Protecting Against Data Breaches Remains a Challenge

According to the recent 2021 Data Threat Report commissioned by Thales, the level of confidence in infrastructure security continues to be a major concern to IT leaders in the business sector. While some organizations are making headway in their efforts to protect stored data against the threat of a data breach, the number of breaches reported remains stubbornly high.  For example, in the US 56% of respondents stated they had experienced a breach at some time, with 47% in the last twelve months.  In part, this level of data breach activity is down to criminals looking to take advantage of the COVID-19 situation and the increased level of remote staff accessing data outside the traditional secure office network.

When asked to rank what represented the greatest threat to their data security, “Malicious Insiders” was ranked as number one by the most number of people at just over 39%. In addition, 38% of respondents indicated that they believe encryption is one of the most effective technologies in preventing successful cyber attacks however; it would appear that a high level of data transmission still remains unencrypted.

Given the significantly high level of data breaches taking place, organizations need to take action to review and ensure their key business services, such as printing, does not become the next infiltration vector by internal or external players.

To assist organizations in protecting their print environment introduce them to Ringdale’s FollowMe® print management solution, trusted by enterprise and government organizations to prevent data interception and to protect sensitive data from getting into the wrong hands.
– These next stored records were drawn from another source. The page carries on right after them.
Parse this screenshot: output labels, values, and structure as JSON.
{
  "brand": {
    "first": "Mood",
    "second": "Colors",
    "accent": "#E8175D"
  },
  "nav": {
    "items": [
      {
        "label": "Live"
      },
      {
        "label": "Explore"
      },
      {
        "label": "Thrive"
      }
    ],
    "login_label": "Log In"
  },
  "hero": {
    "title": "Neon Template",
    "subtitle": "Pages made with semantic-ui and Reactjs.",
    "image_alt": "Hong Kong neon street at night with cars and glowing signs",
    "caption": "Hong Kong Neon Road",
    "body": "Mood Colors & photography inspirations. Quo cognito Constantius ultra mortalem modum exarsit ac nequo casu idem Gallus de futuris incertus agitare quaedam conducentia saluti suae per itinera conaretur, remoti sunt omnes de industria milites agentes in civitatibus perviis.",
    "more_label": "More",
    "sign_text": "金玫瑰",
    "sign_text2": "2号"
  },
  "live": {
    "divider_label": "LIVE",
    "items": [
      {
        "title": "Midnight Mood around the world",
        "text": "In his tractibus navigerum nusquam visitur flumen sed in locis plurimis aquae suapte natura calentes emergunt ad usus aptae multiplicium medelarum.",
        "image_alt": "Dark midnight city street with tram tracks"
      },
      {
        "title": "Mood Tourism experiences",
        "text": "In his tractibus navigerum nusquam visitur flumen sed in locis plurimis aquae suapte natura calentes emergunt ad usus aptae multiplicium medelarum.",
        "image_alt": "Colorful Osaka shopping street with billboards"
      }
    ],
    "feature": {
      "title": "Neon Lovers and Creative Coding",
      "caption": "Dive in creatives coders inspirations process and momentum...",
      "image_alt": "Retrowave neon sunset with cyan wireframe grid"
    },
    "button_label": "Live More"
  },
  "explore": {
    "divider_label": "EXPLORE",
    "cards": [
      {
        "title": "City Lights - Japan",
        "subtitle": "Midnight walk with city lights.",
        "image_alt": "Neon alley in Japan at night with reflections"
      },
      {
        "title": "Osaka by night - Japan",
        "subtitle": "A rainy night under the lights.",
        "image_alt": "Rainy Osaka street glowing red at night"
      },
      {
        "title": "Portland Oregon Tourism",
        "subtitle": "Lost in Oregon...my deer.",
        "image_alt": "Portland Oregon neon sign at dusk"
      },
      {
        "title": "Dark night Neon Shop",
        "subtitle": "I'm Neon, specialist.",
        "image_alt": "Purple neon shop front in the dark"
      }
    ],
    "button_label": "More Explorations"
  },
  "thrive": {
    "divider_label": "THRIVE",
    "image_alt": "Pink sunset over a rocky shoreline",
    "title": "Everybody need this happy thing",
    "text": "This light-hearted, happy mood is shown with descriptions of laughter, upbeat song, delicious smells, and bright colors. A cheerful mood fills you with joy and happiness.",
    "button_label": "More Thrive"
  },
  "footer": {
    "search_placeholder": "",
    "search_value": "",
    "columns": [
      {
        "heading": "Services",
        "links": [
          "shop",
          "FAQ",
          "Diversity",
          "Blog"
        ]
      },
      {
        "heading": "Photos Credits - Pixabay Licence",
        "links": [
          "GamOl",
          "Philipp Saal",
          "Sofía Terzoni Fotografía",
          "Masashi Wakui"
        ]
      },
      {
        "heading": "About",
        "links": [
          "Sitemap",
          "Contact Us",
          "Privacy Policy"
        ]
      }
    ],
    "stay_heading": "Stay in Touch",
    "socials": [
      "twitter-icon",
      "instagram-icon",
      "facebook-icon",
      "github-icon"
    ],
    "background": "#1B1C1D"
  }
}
Organizations choose the FollowMe solution because it is secured by design taking government grade encryption into account at all levels, and provides essential tracking and monitoring features.

For further information on FollowMe by Ringdale, contact the FollowMe team or visit

SOURCE Ringdale

Healthcare Providers are Once Again in the Data Breach Firing Line